Dataset records
•••
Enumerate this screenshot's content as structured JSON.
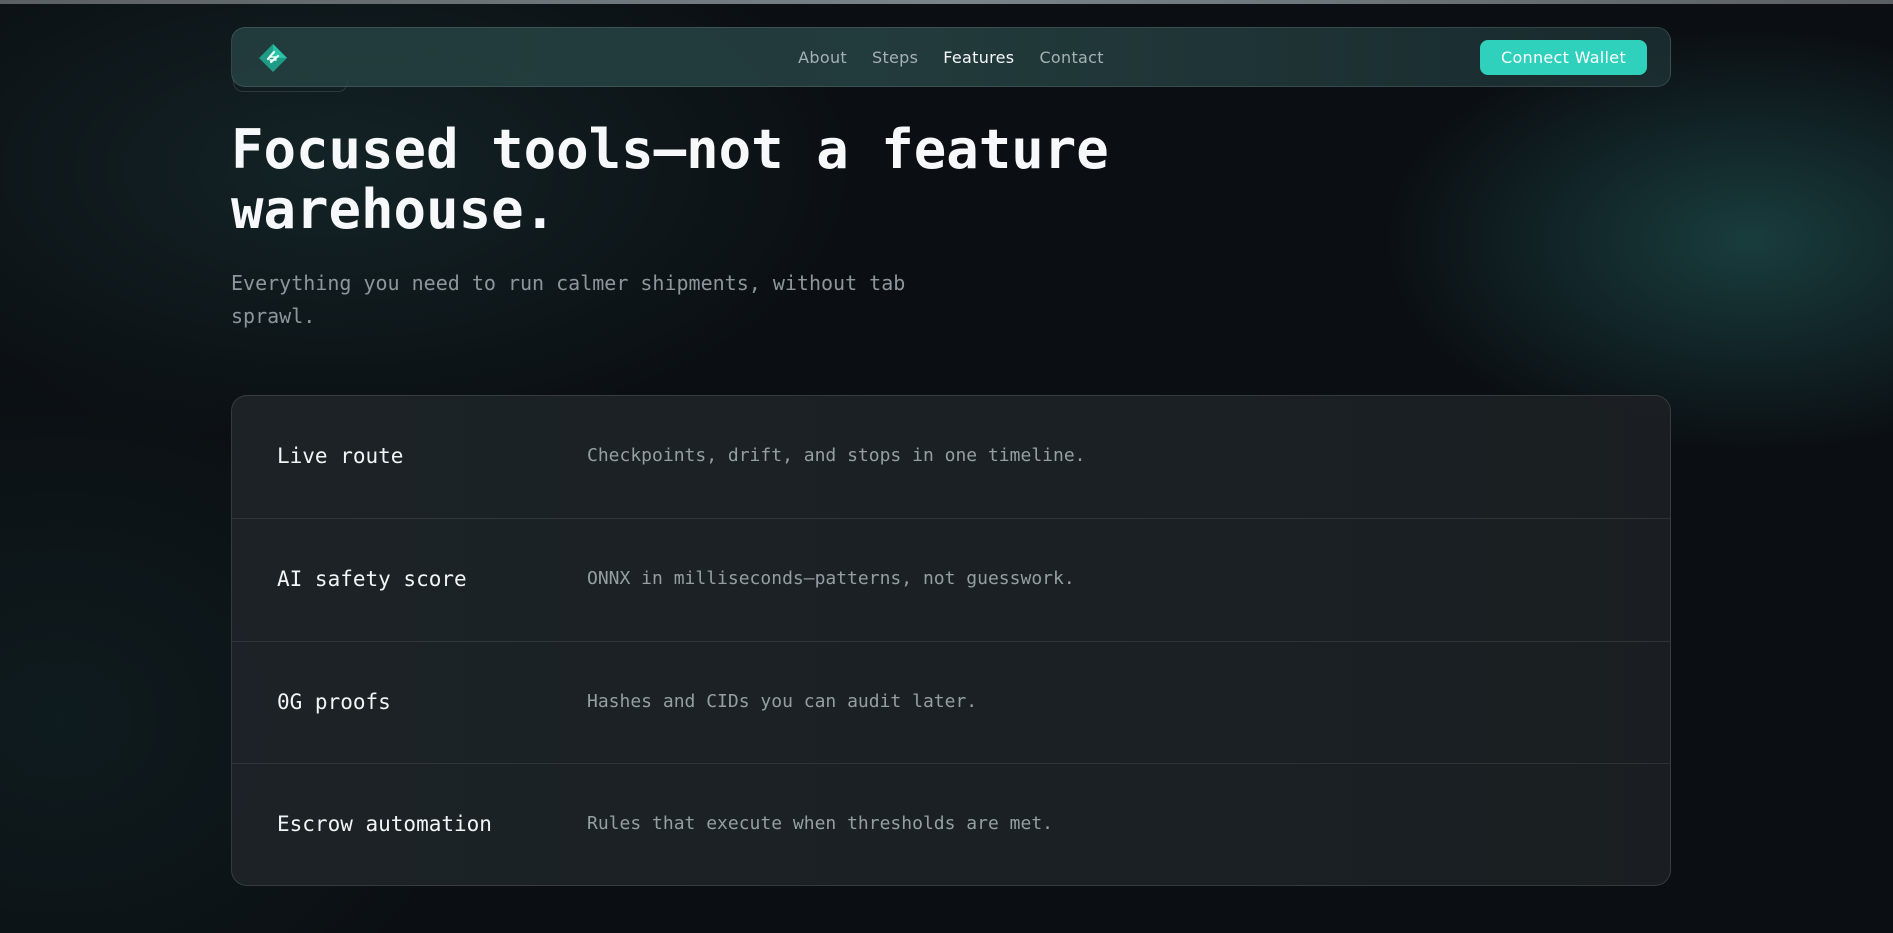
{
  "nav": {
    "logo_icon": "diamond-logo-icon",
    "links": [
      {
        "label": "About",
        "active": false
      },
      {
        "label": "Steps",
        "active": false
      },
      {
        "label": "Features",
        "active": true
      },
      {
        "label": "Contact",
        "active": false
      }
    ],
    "cta_label": "Connect Wallet",
    "accent_color": "#2fd1bd"
  },
  "hero": {
    "title": "Focused tools—not a feature warehouse.",
    "subtitle": "Everything you need to run calmer shipments, without tab sprawl."
  },
  "features": [
    {
      "title": "Live route",
      "description": "Checkpoints, drift, and stops in one timeline."
    },
    {
      "title": "AI safety score",
      "description": "ONNX in milliseconds—patterns, not guesswork."
    },
    {
      "title": "0G proofs",
      "description": "Hashes and CIDs you can audit later."
    },
    {
      "title": "Escrow automation",
      "description": "Rules that execute when thresholds are met."
    }
  ]
}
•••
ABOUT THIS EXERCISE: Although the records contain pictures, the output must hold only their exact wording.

RESPONSE BELOW:
Enumerate this screenshot's content as structured JSON.
{
  "nav": {
    "logo_icon": "diamond-logo-icon",
    "links": [
      {
        "label": "About",
        "active": false
      },
      {
        "label": "Steps",
        "active": false
      },
      {
        "label": "Features",
        "active": true
      },
      {
        "label": "Contact",
        "active": false
      }
    ],
    "cta_label": "Connect Wallet",
    "accent_color": "#2fd1bd"
  },
  "hero": {
    "title": "Focused tools—not a feature warehouse.",
    "subtitle": "Everything you need to run calmer shipments, without tab sprawl."
  },
  "features": [
    {
      "title": "Live route",
      "description": "Checkpoints, drift, and stops in one timeline."
    },
    {
      "title": "AI safety score",
      "description": "ONNX in milliseconds—patterns, not guesswork."
    },
    {
      "title": "0G proofs",
      "description": "Hashes and CIDs you can audit later."
    },
    {
      "title": "Escrow automation",
      "description": "Rules that execute when thresholds are met."
    }
  ]
}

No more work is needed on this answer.